NowThis Earth shares fungi’s potential for health, sustainability

Paul Stamets, who worked with WSU entomologists to breed a strain of fungi that can protect bees from lethal pests, is featured by NowThis Earth.

Paul Stamets
Paul Stamets

Interviewed for the web news channel, which focuses on humanity’s impact on the planet, Stamets shares several ways that fungi are helping protect the earth. View the segment on the NowThis Earth Youtube channel and on social media.

Founder of Fungi Perfecti, Stamets is a mycologist, medical researcher and author who explores mycelium, the root-like structures of fungus. Mycelium holds potential for sustainable fabrics and foods, and may fight viruses, pathogens, and pandemics.

At WSU, entomologists Steve Sheppard, Brandon Hopkins, Jennifer Han, and Nick Naeger partnered with Stamets to look at the potential of Metarhizium, a common fungus, to kill varroa destructor mites. The fungus gives off spores that kill mites from the inside out. Bees are immune.

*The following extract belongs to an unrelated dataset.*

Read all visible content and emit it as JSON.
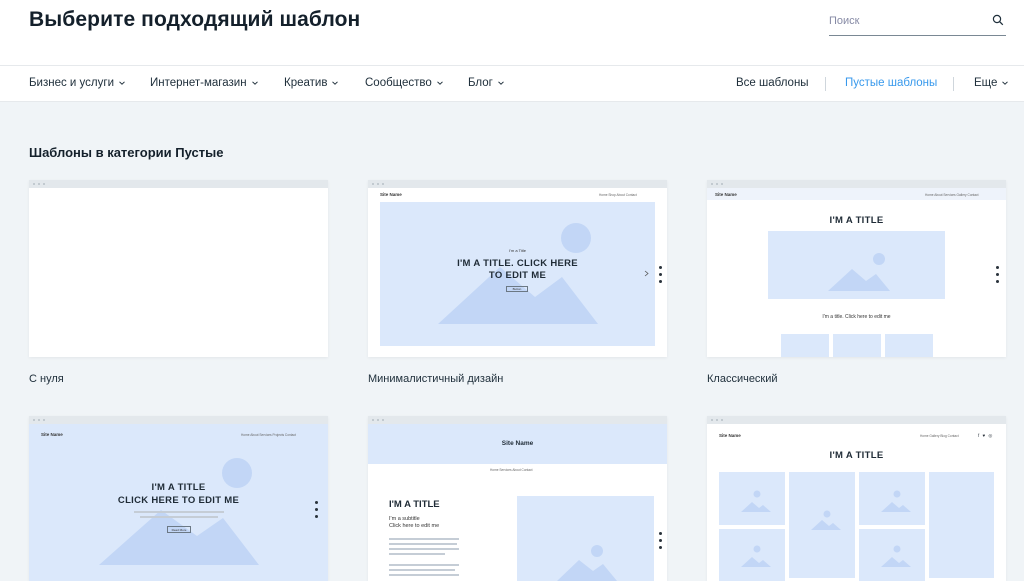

Two people shake a rectangular hive covered in bees over a plastic bin. They're collecting the bees that fall off for further testing.
Members of the WSU bee team collect bees to test them for viruses, as part of an experiment on beneficial fungi.

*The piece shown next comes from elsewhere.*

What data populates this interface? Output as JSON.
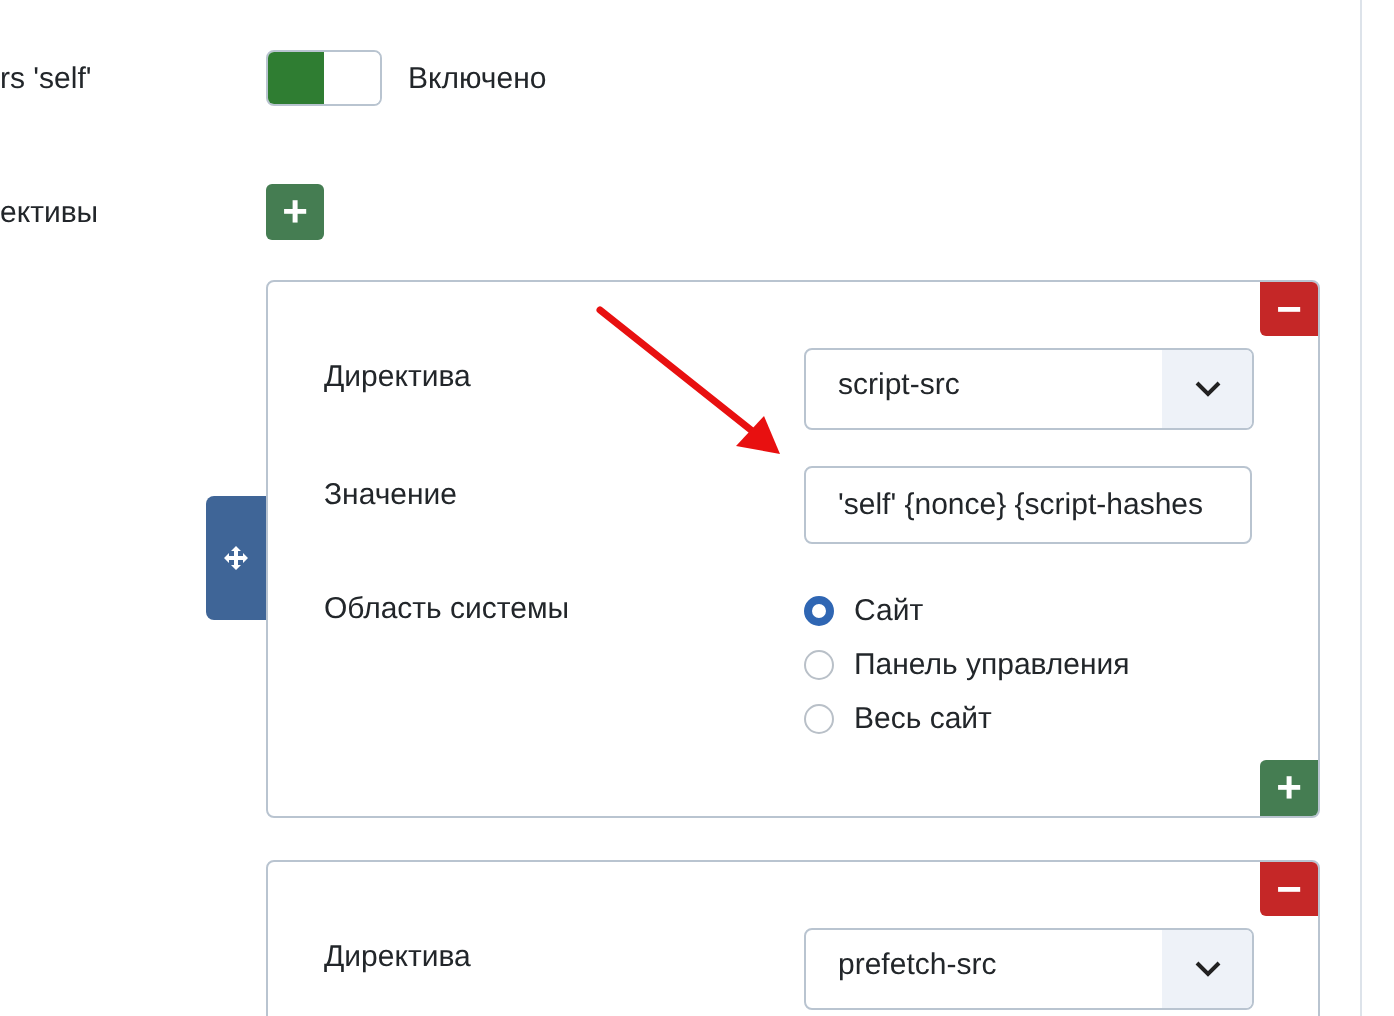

Funding for the WSU research came from private donations from individuals and foundations, including the Jonathan and Kathleen Altman Foundation, as well as the Washington State Department of Agriculture and USDA’s National Institute of Food and Agriculture.

The Altman Foundation has partnered with WSU on a fundraising challenge to build support for the crucial work WSU bee researchers are doing. Every gift and pledge made to support WSU bee research will be matched by the Altman Foundation up to $500,000. To make a gift, visit the WSU Foundation, or contact Nick Dolce at the WSU College of Agricultural, Human, and Natural Resource Sciences, at

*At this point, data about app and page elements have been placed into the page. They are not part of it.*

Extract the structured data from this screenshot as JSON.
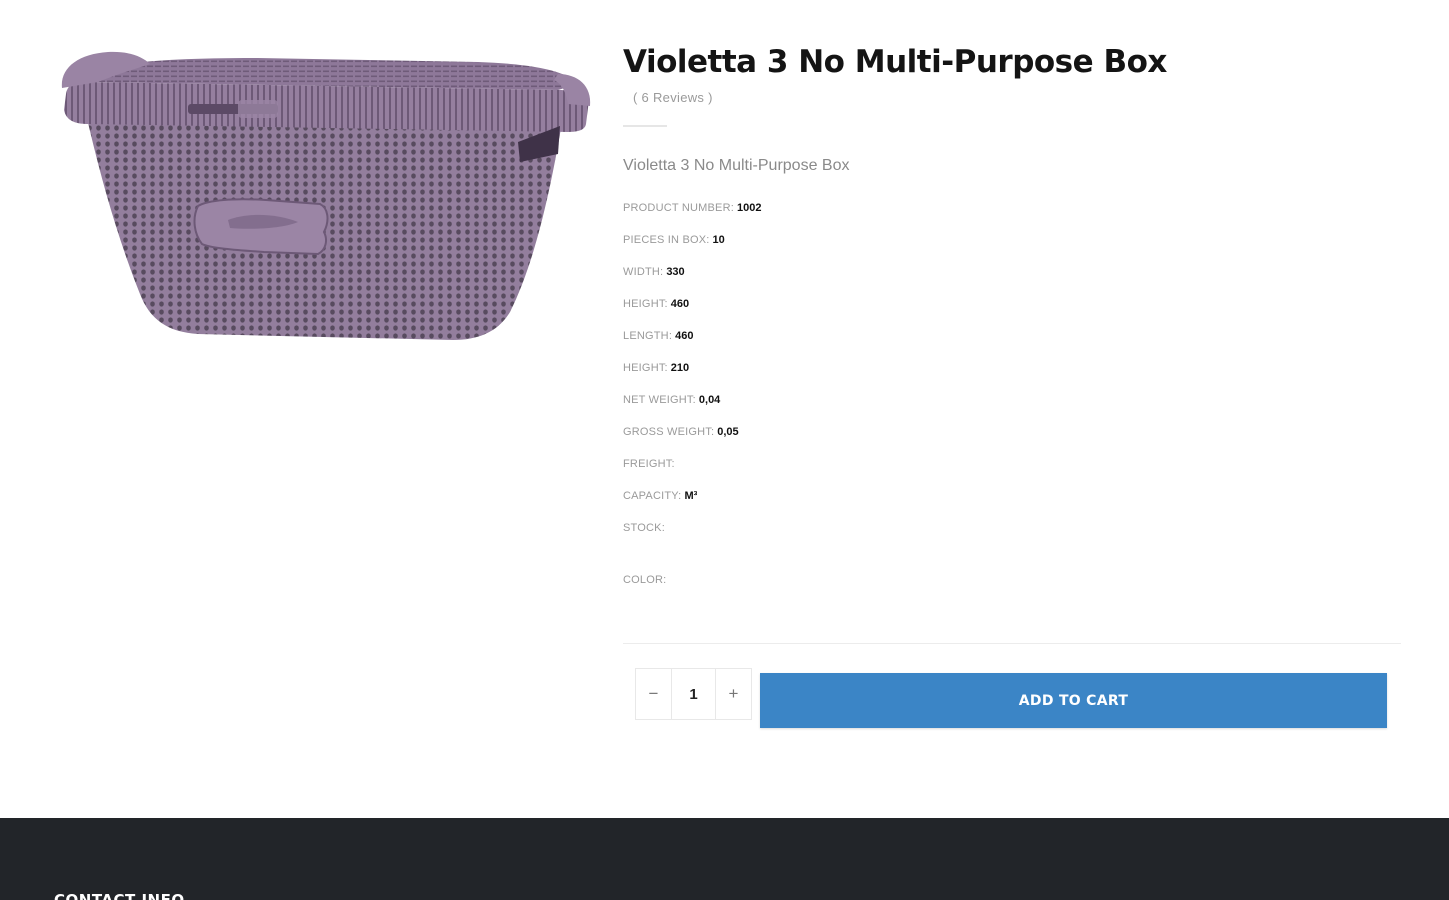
{
  "product": {
    "title": "Violetta 3 No Multi-Purpose Box",
    "reviews": "( 6 Reviews )",
    "subtitle": "Violetta 3 No Multi-Purpose Box",
    "image_color": "#8b7594"
  },
  "specs": [
    {
      "label": "PRODUCT NUMBER:",
      "value": "1002"
    },
    {
      "label": "PIECES IN BOX:",
      "value": "10"
    },
    {
      "label": "WIDTH:",
      "value": "330"
    },
    {
      "label": "HEIGHT:",
      "value": "460"
    },
    {
      "label": "LENGTH:",
      "value": "460"
    },
    {
      "label": "HEIGHT:",
      "value": "210"
    },
    {
      "label": "NET WEIGHT:",
      "value": "0,04"
    },
    {
      "label": "GROSS WEIGHT:",
      "value": "0,05"
    },
    {
      "label": "FREIGHT:",
      "value": ""
    },
    {
      "label": "CAPACITY:",
      "value": "M³"
    },
    {
      "label": "STOCK:",
      "value": ""
    }
  ],
  "color_label": "COLOR:",
  "cart": {
    "decrement": "−",
    "quantity": "1",
    "increment": "+",
    "add_to_cart": "ADD TO CART",
    "button_color": "#3b85c6"
  },
  "footer": {
    "heading": "CONTACT INFO",
    "background": "#222529"
  }
}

The segment was produced by NowThis Earth in partnership with EarthHQ, the media arm of the Global Commons Alliance, a collaboration of more than 50 forward-looking organizations in philanthropy, science, business and advocacy. Further episodes showcasing WSU research are envisioned.

Learn more about WSU efforts to protect honey bees at